Fox's final big X-Men movie wasn't the worst in the franchise, but it left a lot to be desired as the film revisited the Jean Grey phoenix story line that was previously brought to screen in 2006's X-Men: The Last Stand. The movie mainly suffered because of poorly fleshed-out villains and a completely reshot ending. Viewers probably would've gotten better versions of both if it wasn't for another movie. In an interview, James McAvoy told that the movie's entire ending was changed in order to avoid similarities to another unnamed superhero movie. According to another interview with Tye Sheridan, the film's vague alien villains were supposed to be shape-shifters named Skrulls. If that name sounds familiar it's because those are the aliens who appear in the Marvel Cinematic Universe and who were a big part of Disney's Captain Marvel. The movie had the lowest box-office gross worldwide of any X-Men film with $252 million worldwide.
Men in Black: International

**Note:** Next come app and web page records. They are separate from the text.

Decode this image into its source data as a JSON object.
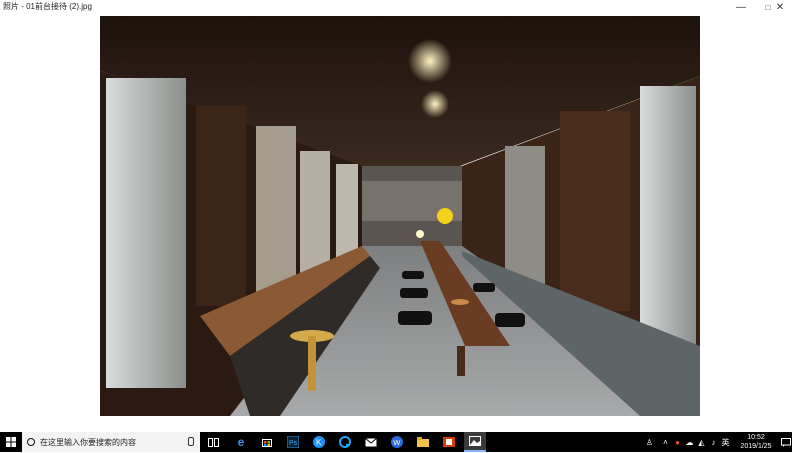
{
  "window": {
    "title": "照片 - 01前台接待 (2).jpg",
    "controls": {
      "minimize": "—",
      "maximize": "□",
      "close": "✕"
    }
  },
  "taskbar": {
    "search_placeholder": "在这里输入你要搜索的内容",
    "apps": [
      "task-view",
      "edge",
      "store",
      "photoshop",
      "app-k",
      "app-q",
      "mail",
      "app-w",
      "file-explorer",
      "office",
      "photos"
    ],
    "tray": {
      "language": "英"
    },
    "clock": {
      "time": "10:52",
      "date": "2019/1/25"
    }
  },
  "colors": {
    "taskbar": "#000000",
    "accent": "#0078d7"
  }
}
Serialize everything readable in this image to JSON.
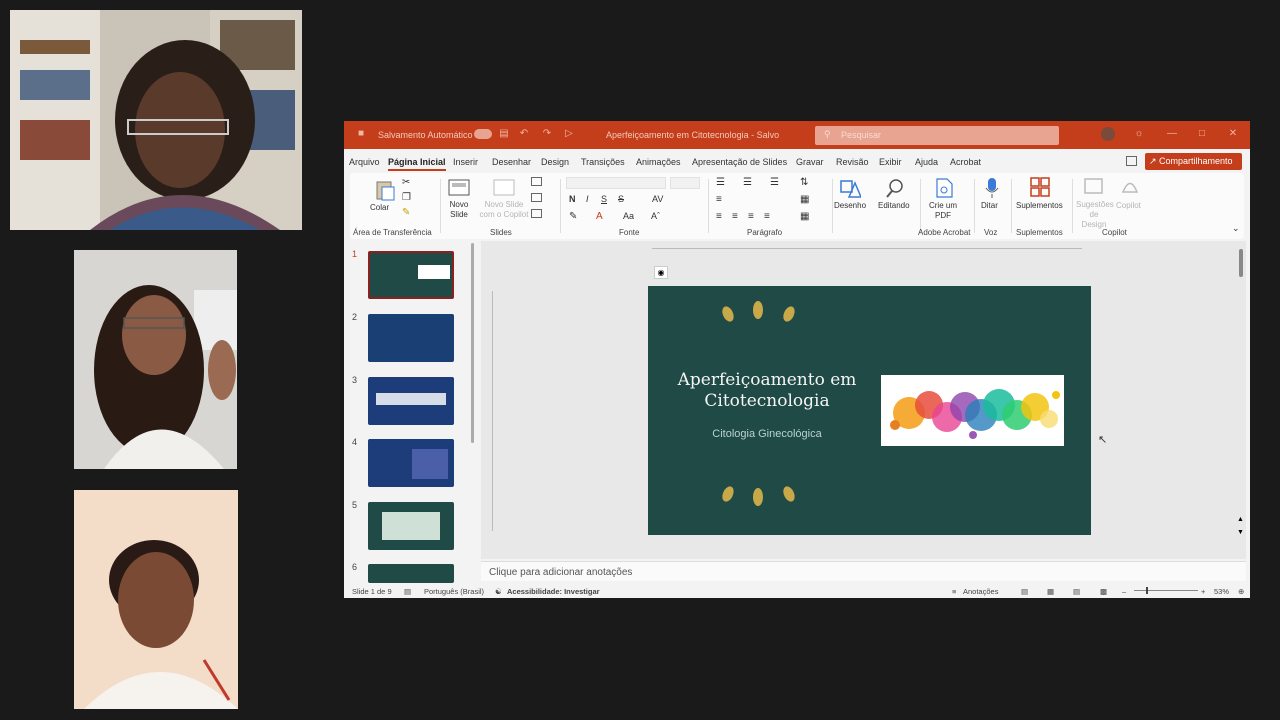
{
  "window": {
    "autosave": "Salvamento Automático",
    "title": "Aperfeiçoamento em Citotecnologia - Salvo",
    "search_placeholder": "Pesquisar"
  },
  "tabs": [
    "Arquivo",
    "Página Inicial",
    "Inserir",
    "Desenhar",
    "Design",
    "Transições",
    "Animações",
    "Apresentação de Slides",
    "Gravar",
    "Revisão",
    "Exibir",
    "Ajuda",
    "Acrobat"
  ],
  "active_tab": "Página Inicial",
  "share_label": "Compartilhamento",
  "ribbon": {
    "groups": {
      "clipboard": "Área de Transferência",
      "slides": "Slides",
      "font": "Fonte",
      "paragraph": "Parágrafo",
      "adobe": "Adobe Acrobat",
      "voice": "Voz",
      "addins": "Suplementos",
      "copilot": "Copilot"
    },
    "buttons": {
      "paste": "Colar",
      "new_slide": "Novo Slide",
      "new_slide_copilot": "Novo Slide com o Copilot",
      "drawing": "Desenho",
      "editing": "Editando",
      "create_pdf": "Crie um PDF",
      "dictate": "Ditar",
      "addins": "Suplementos",
      "design_suggestions": "Sugestões de Design",
      "copilot": "Copilot"
    }
  },
  "slide": {
    "title": "Aperfeiçoamento em Citotecnologia",
    "subtitle": "Citologia Ginecológica"
  },
  "thumbnails": [
    "1",
    "2",
    "3",
    "4",
    "5",
    "6"
  ],
  "notes_placeholder": "Clique para adicionar anotações",
  "status": {
    "slide_counter": "Slide 1 de 9",
    "language": "Português (Brasil)",
    "accessibility": "Acessibilidade: Investigar",
    "notes": "Anotações",
    "zoom": "53%"
  },
  "colors": {
    "accent": "#c43e1c",
    "slide_bg": "#1f4a46"
  }
}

Sony didn't have Will Smith and Tommy Lee Jones back for another time around, but that shouldn't have mattered. The studio had built-in anticipation for the film by having Chris Hemsworth and Tessa Thompson working together. These were two people fans wanted to see together after Marvel's hilarious Thor: Ragnarok brought them together. All Sony needed to do was deliver a film with a decent story but sadly this MIB requel (a franchise reboot staged as a sequel) couldn’t live upto its hype. Thompson and Hemsworth do what they can with a predictable, uninspired script, but it looks like a bigger budget was allotted to ensure the gadgets looked sleek than delivering an interesting enough story to match. The movie only made $253 million worldwide which was disappointing for a MIB requel.
Gemini Man looked like it was going to go places. Not only was Will Smith playing dual roles as his young and old self, but director Ang Lee (Life of Pi) shot the movie at 120 frames per second (fps) for a film that should have been an in-theater experience unlike any other. Unfortunately, the film had two things working against it. The first is that no theater has the technical capabilities to screen the film the way Lee intended. The second is that the story was too dull to match the sharp visuals on screen. The film failed to pick up steam stateside and managed to make only $173 million worldwide.
Terminator: Dark Fate
Terminator: Dark Fate was the best thing that happened to the franchise since Terminator 2. It even reunited original stars Linda Hamilton and Arnold Schwarzenegger. It was everything fans could have wanted from a Terminator movie, so it's a shame more didn't come out to see it. Dark Fate makes our list because it was one of the biggest box-office letdowns of the year when it should've kicked off a new franchise. Instead, the R-rated Dark Fate only brought in $29 million opening weekend and $260 million worldwide. What went wrong? What may have upset fans is that the sixth movie scrapped the last three films from canon. The past three times audiences have shown up for Terminator films, they frankly haven't been very good. (Remember the last film, Genisys?) The failure of Dark Fate may be the end of the franchise on the big screen moving forward.
Many were excited for the adaptation of Donna Tarrt's Pulitzer Prize-winning novel because of its stacked cast (Nicole Kidman, Jeffrey Wright, and Ansel Elgort) along with Oscar-nominated director John Crowley, but it was another big miss. The movie's non-linear storytelling robs the story of cohesion and makes its emotional punches fall by the wayside. The movie also feels labouriously long while failing to properly develop its characters and most curiously, the film fails to answer every question it presents even though they're answered in the book. Unless you're familiar with the novel, you may be confused with the film's conclusion. The Goldfinch opened to $2.5 million opening weekend, the sixth-worst opening of all time for a release that large. On a reported $45 million budget before marketing, the film has only grossed $9.9 million worldwide.